The unexpected and impressive growth and development of the Slovak non-governmental organization (NGO) community, which has simply mushroomed over the past few years, stems from a rather unique situation. Paradoxically, it was the very policies of the former Vladimir Meciar-led government, ousted from power through democratic elections in 1998 and dubbed by the West as isolationist, nationalist and, in general, domestically repressive, that are responsible for the breadth and strength of the NGO community . And this has happened in a place which until recently, with the exception of Yugoslavia, was the least likely to promote such healthy civic democratic growth.
In the past generation so much has happened in this region that many of the old categories of description and analysis were sterile, perhaps redundant. Not only had new issues arisen about which little had been written in the West, but the very terms in which social debate in Eastern Europe is now undertaken have undergone radical transformation. Some fresh overall assessment of these changes is called for. This paper has been confined to one theme, albeit central; the emergence of new forms of opposition and dissent in this region over the past decade.
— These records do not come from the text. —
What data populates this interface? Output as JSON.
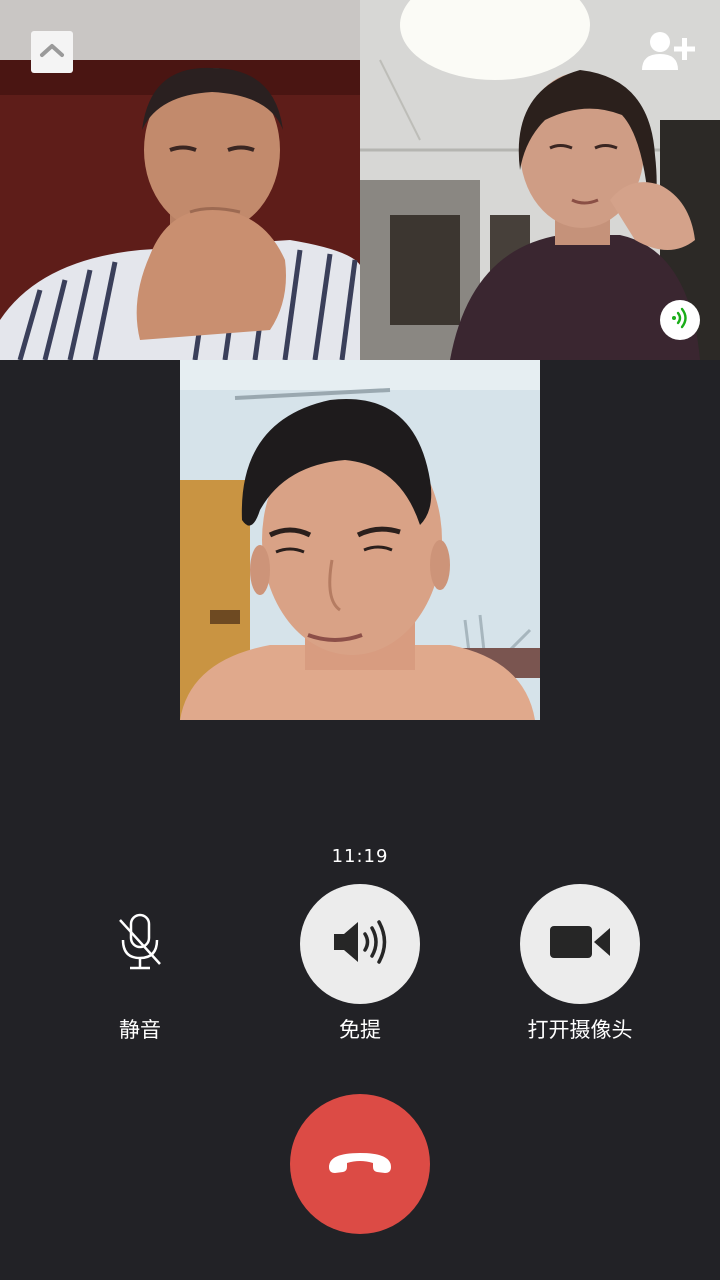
{
  "call": {
    "duration": "11:19"
  },
  "participants": [
    {
      "id": "participant-1",
      "speaking": false
    },
    {
      "id": "participant-2",
      "speaking": true
    },
    {
      "id": "participant-self",
      "speaking": false
    }
  ],
  "top_bar": {
    "minimize_icon": "chevron-up-icon",
    "add_member_icon": "add-person-icon"
  },
  "controls": {
    "mute": {
      "label": "静音",
      "icon": "mic-off-icon",
      "active": false
    },
    "speaker": {
      "label": "免提",
      "icon": "speaker-icon",
      "active": true
    },
    "camera": {
      "label": "打开摄像头",
      "icon": "video-camera-icon",
      "active": true
    }
  },
  "hangup": {
    "icon": "phone-hangup-icon"
  },
  "colors": {
    "background": "#222226",
    "hangup": "#dc4b45",
    "button_fill": "#ececec",
    "speaking_indicator": "#1aad19"
  }
}
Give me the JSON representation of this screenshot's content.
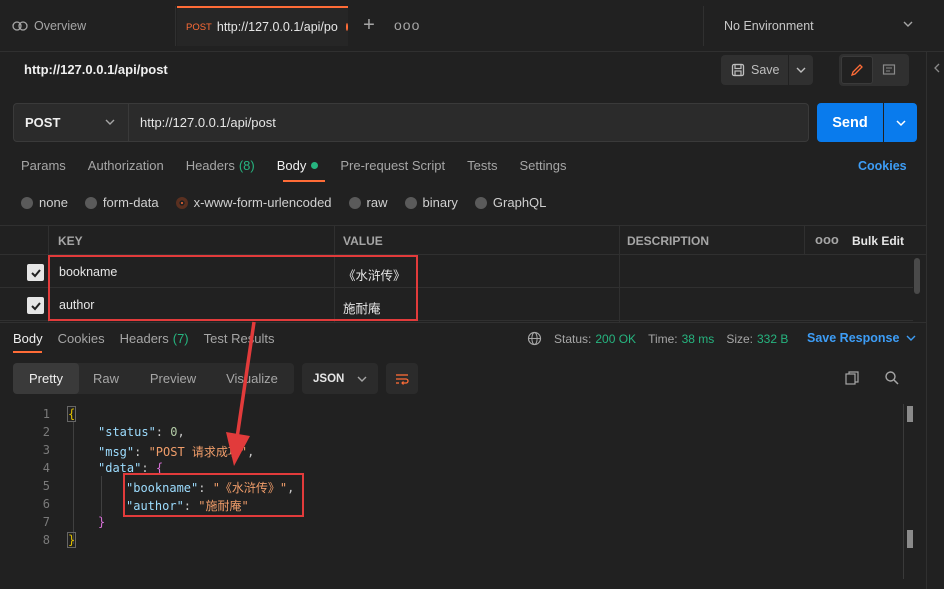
{
  "tabs": {
    "overview_label": "Overview",
    "active": {
      "method": "POST",
      "label": "http://127.0.0.1/api/po"
    },
    "more": "ooo",
    "environment": "No Environment"
  },
  "request": {
    "title": "http://127.0.0.1/api/post",
    "save_label": "Save",
    "method": "POST",
    "url": "http://127.0.0.1/api/post",
    "send_label": "Send"
  },
  "request_tabs": {
    "params": "Params",
    "authorization": "Authorization",
    "headers": "Headers",
    "headers_count": "(8)",
    "body": "Body",
    "pre_request": "Pre-request Script",
    "tests": "Tests",
    "settings": "Settings",
    "cookies": "Cookies"
  },
  "body_types": {
    "none": "none",
    "form_data": "form-data",
    "urlencoded": "x-www-form-urlencoded",
    "raw": "raw",
    "binary": "binary",
    "graphql": "GraphQL"
  },
  "params_table": {
    "headers": {
      "key": "KEY",
      "value": "VALUE",
      "description": "DESCRIPTION",
      "more": "ooo",
      "bulk_edit": "Bulk Edit"
    },
    "rows": [
      {
        "key": "bookname",
        "value": "《水浒传》",
        "checked": true
      },
      {
        "key": "author",
        "value": "施耐庵",
        "checked": true
      }
    ]
  },
  "response_tabs": {
    "body": "Body",
    "cookies": "Cookies",
    "headers": "Headers",
    "headers_count": "(7)",
    "test_results": "Test Results"
  },
  "response_status": {
    "status_label": "Status:",
    "status_value": "200 OK",
    "time_label": "Time:",
    "time_value": "38 ms",
    "size_label": "Size:",
    "size_value": "332 B",
    "save_response": "Save Response"
  },
  "view_modes": {
    "pretty": "Pretty",
    "raw": "Raw",
    "preview": "Preview",
    "visualize": "Visualize",
    "format": "JSON"
  },
  "code": {
    "line_numbers": [
      "1",
      "2",
      "3",
      "4",
      "5",
      "6",
      "7",
      "8"
    ],
    "open_brace": "{",
    "status_key": "\"status\"",
    "status_val": "0",
    "msg_key": "\"msg\"",
    "msg_val": "\"POST 请求成功\"",
    "data_key": "\"data\"",
    "bookname_key": "\"bookname\"",
    "bookname_val": "\"《水浒传》\"",
    "author_key": "\"author\"",
    "author_val": "\"施耐庵\"",
    "inner_close": "}",
    "close_brace": "}"
  },
  "colors": {
    "accent_orange": "#ff6c37",
    "send_blue": "#097bed",
    "success_green": "#26b47f",
    "annotation_red": "#e23b3b"
  }
}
January 2004 - In the aftermath of World War II, Czechoslovakia expelled close to three million ethnic Germans into occupied Austria and Germany. These so-called Sudeten Germans had long lived in borderland regions ringing the provinces of Bohemia and Moravia, with the heaviest concentration inhabiting the industrially advanced north and west of Bohemia. During and after the expulsions, over two million Czechs settled in the formerly German areas, taking over houses, businesses and factories. The popular Communist Party controlled the resettlement process from the beginning in 1945, using its influence to create a web of patronage in the borderlands. This helped the Party win over 50 percent of the vote in north Bohemia in free elections in May of 1946. Even before Stalinism took hold in Czechoslovakia in 1948, north Bohemia's coal mining, power production and chemical industry were renowned. With the onset of a Communist policy of heavy industrialization, north Bohemia's industry became a model for the entire country. By the 1960s, north Bohemia also became known for its almost unrivaled pollution, with air and water so foul that trees died in waves and children decamped to the mountains for doses of clean air.
September 1998 - Because of the press coverage and the policy interest both here and in Europe, a fundamental question arises over why the US--and the international community--should be concerned with Kosovo. The answer has two levels. The first is the issue of the violation of the Kosovar Albanians' human rights within their own country, although suffering and human rights violations are not unique to Kosovo. The second is the issue of Balkan stability in which the United States and Europe--including NATO--have a stated interest. The threat of spillover violence to an already unstable Albania and the precarious democracy in Macedonia (FYROM) is great. Spillover violence could have an impact on the Dayton peace process--here the United States has committed substantial resources including 6,900 troops--and potentially across the broader Balkan region, which might lead to a collapse of the former Yugoslavia and embroil Greece and Turkey.